To hold Coldwell Banker liable for fraudulent misrepresentation under the circumstances presented here would place an affirmative duty on a seller's real estate agent to reveal every allegation, even those refuted by its own client and not otherwise supported, to avoid liability for fraud. Coldwell Banker had no such duty. Without more, allegations of a prior prospective purchaser, refuted by the owners, were insufficient to provide the Coldwell Banker defendants with knowledge of a defective condition of the property. At most, the Coldwell Banker defendants knew that a prior prospective purchaser represented that Mr. Keesler told him that the septic system had problems. However, Mr. Keesler denied making any such statement. The facts presented here do not create a genuine dispute as to whether the Coldwell Banker defendants made a representation to the Reeves or were aware of the defective condition of the septic system. The trial court, therefore, did not err in granting the Coldwell Banker defendant's motion for summary judgment.
II. FRAUDULENT CONCEALMENT
The Reeves next argue that the trial court erred in granting summary judgment in favor of the Coldwell Banker defendants on Count II, fraudulent concealment. They claim that the defendants were obligated as a matter of law to disclose the existence of the Magnuson letters.
Silence or nondisclosure of a material fact can be an act of fraud if there exists a duty to disclose. Andes v. Albano , 853 S.W.2d 936, 943 (Mo. banc 1993). Concealment of a fact which one was a duty to disclose properly serves as a substitute element for a false representation in the tort of fraudulent misrepresentation. Triggs v. Risinger , 772 S.W.2d 381, 382 (Mo. App. 1989). The duty to disclose arises either where there is a relation of trust and confidence between the parties or where one party has superior knowledge or information not within the fair and reasonable reach of the other party. Andes , 853 S.W.2d at 943.

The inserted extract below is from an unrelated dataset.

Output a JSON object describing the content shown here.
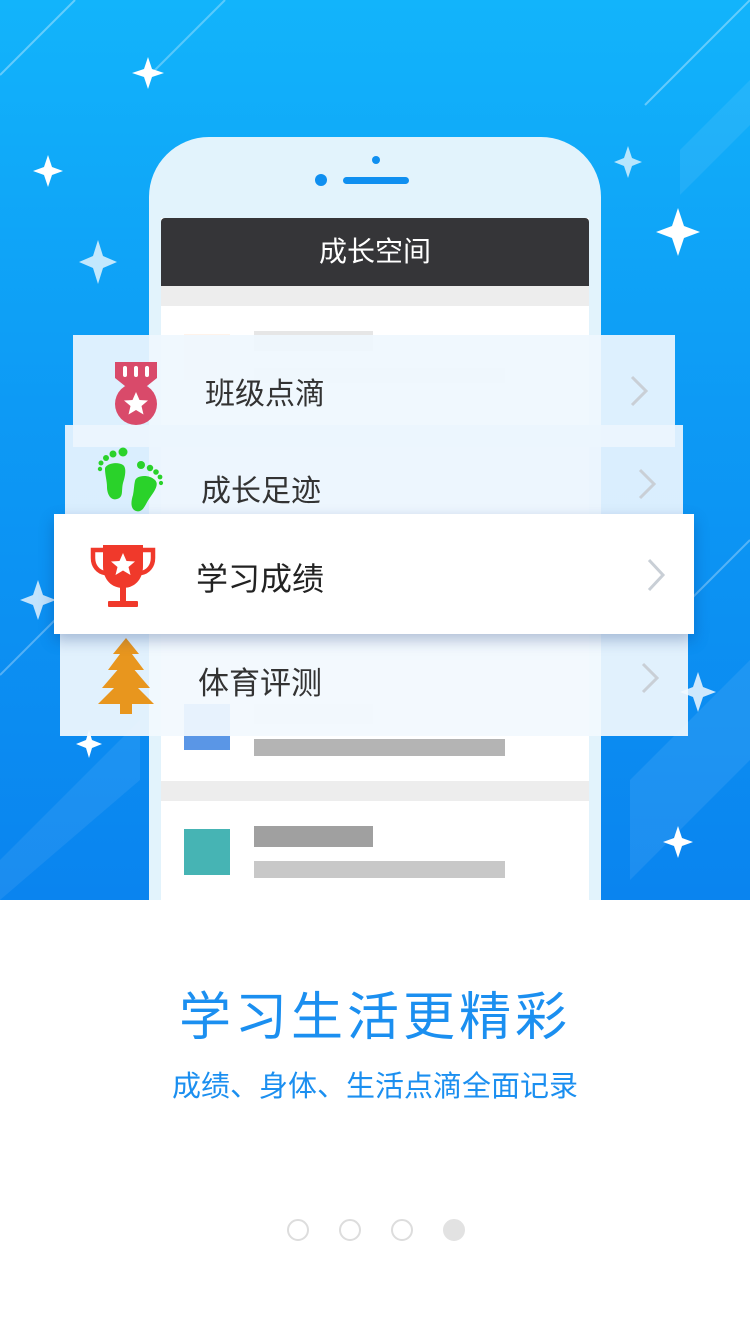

As discussed above, an allegation by a prior prospective purchaser, refuted by the owner, does not provide the Coldwell Banker defendants with knowledge of a problem with the septic system and ducts. Absent evidence that the Coldwell Banker defendants were aware of the defective septic system, they cannot be held liable for fraud based on the failure to disclose the problems. See Mobley v. Copeland , 828 S.W.2d 717 (Mo. App. 1992) (where no evidence existed that the vendors of a residence were aware that several air vents throughout the residence did not have air ducts leading outside, they could not be held liable for fraud based on the failure to disclose the condition).

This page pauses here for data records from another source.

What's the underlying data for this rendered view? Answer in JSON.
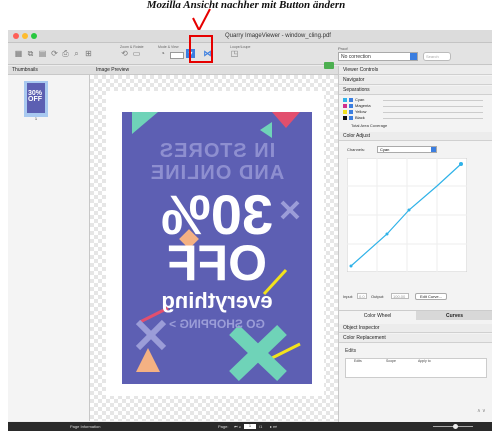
{
  "caption": "Mozilla Ansicht nachher mit Button ändern",
  "window": {
    "title": "Quarry ImageViewer - window_cling.pdf"
  },
  "toolbar": {
    "group_zoom": "Zoom & Rotate",
    "group_mode": "Mode & View",
    "group_loupe": "Loupe/Loupe",
    "proofing_label": "Proof",
    "proofing_value": "No correction",
    "search_placeholder": "Search"
  },
  "thumbnails": {
    "header": "Thumbnails",
    "page_number": "1",
    "thumb_line1": "30%",
    "thumb_line2": "OFF"
  },
  "preview": {
    "header": "Image Preview",
    "poster": {
      "line1": "IN STORES",
      "line2": "AND ONLINE",
      "line3": "30%",
      "line4": "OFF",
      "line5": "everything",
      "line6": "GO SHOPPING >"
    }
  },
  "right_panel": {
    "viewer_controls": "Viewer Controls",
    "navigator": "Navigator",
    "separations": "Separations",
    "separation_items": [
      {
        "label": "Cyan",
        "color": "#2fb2e8"
      },
      {
        "label": "Magenta",
        "color": "#d12f8d"
      },
      {
        "label": "Yellow",
        "color": "#f2e21c"
      },
      {
        "label": "Black",
        "color": "#111111"
      }
    ],
    "total_area": "Total Area Coverage",
    "color_adjust": "Color Adjust",
    "channels_label": "Channels:",
    "channels_value": "Cyan",
    "input_label": "Input:",
    "input_value": "0.0",
    "output_label": "Output:",
    "output_value": "100.00",
    "edit_curve": "Edit Curve...",
    "tab_color_wheel": "Color Wheel",
    "tab_curves": "Curves",
    "object_inspector": "Object Inspector",
    "color_replacement": "Color Replacement",
    "edits": "Edits",
    "edits_cols": [
      "Edits",
      "Scope",
      "Apply to"
    ]
  },
  "statusbar": {
    "page_info": "Page Information",
    "page_label": "Page:",
    "page_value": "1",
    "page_total": "/1"
  }
}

Finally, the Reeves argue that the trial court erred in granting summary judgment in favor of the Coldwell Banker defendants based on their affirmative defenses. The Coldwell Banker defendants, however, moved for summary judgment on the grounds that the Reeves failed to prove the elements in their fraudulent misrepresentation and concealment actions. Affirmative defenses were not considered by the trial court and were not the basis of the court's judgment, therefore, the defenses are not an issue in this appeal.
The judgment of the trial court is affirmed.